As frontman for Oakland’s the Coup since it was founded in 1991, Raymond “Boots” Riley has achieved cult status as much for his political activism as for his scathingly witty commentary, heard on such underground hip-hop classics as Kill My Landlord and Steal This Album. Now a bit longer in the tooth, he can still flamboast as hard as any Oaktown hyphy kid; what’s changed is the breadth of his vision, musically and lyrically.
From Sly Stone to Parliament-Funkadelic, hardcore funk vibrates near the center of Riley’s ethos, but on this fall’s Sorry to Bother You, punk and art rock creep into the mix with the help of Vernon Reid, Joe Henry, Jolie Holland and others. Riley taps a poetic vein that’s equal parts Leonard Cohen and Iceberg Slim (from “My Murder, My Love”: “I’ve vomited slang in porcelain and then claimed it was champagne”), while cramming his rapid-fire rhymes into very tight spaces (“Hypnotic, the noose is slip-knotted in a fourth-quarter audit and pumped through the carotid,” from “The Gods of Science”). It makes for some compelling agitprop party-music theater.

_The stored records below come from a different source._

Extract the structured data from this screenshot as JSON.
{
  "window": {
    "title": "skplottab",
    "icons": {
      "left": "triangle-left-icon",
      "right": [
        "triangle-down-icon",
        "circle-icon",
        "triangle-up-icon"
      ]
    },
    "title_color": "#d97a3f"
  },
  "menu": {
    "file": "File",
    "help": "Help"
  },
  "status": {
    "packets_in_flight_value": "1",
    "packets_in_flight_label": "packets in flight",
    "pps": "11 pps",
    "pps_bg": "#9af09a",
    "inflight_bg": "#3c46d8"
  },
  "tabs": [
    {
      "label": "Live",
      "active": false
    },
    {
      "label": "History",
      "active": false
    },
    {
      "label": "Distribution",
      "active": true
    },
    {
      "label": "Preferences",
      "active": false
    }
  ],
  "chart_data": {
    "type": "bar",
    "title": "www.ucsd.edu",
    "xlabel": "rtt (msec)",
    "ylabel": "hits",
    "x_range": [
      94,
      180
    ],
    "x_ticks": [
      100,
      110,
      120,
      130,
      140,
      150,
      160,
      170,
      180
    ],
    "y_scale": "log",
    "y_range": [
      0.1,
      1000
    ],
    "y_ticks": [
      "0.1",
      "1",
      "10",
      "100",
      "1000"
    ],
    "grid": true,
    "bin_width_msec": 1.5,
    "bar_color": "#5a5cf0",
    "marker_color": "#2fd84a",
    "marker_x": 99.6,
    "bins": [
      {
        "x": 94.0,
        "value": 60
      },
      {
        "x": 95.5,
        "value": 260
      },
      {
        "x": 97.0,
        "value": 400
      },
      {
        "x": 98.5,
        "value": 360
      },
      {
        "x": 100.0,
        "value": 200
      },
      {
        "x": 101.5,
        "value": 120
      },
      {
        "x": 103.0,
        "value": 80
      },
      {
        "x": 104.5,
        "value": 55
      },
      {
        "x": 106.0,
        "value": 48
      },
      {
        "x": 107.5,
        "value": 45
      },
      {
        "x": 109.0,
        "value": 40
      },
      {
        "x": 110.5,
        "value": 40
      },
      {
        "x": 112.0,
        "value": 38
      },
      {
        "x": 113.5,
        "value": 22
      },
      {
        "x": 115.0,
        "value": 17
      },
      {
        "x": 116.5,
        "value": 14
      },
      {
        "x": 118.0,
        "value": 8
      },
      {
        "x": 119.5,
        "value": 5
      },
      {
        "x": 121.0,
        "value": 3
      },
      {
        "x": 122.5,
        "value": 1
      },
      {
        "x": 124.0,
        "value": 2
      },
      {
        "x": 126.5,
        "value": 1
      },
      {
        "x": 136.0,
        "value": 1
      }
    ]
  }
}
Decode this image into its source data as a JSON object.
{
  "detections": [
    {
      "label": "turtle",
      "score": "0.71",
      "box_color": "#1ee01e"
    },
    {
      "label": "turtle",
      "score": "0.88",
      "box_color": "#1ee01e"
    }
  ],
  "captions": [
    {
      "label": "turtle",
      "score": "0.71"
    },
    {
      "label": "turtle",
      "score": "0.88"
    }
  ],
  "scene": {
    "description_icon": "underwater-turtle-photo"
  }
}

The Coup itself has expanded into a full-on musicians’ collective, packed with hypertalented Bay Area locals; onstage, they might flip from Ohio Players to obscure Thin Lizzy riffs with an astounding seamlessness. Free-form rock duo Japanther, which opened the Coup’s Brooklyn Bowl date last year and drains a guest shot on Sorry to Bother You, adds a level of octane that’s sure to rev Riley’s engine into the red.—Bill Murphy
Follow Bill Murphy on Twitter: @RoninScribe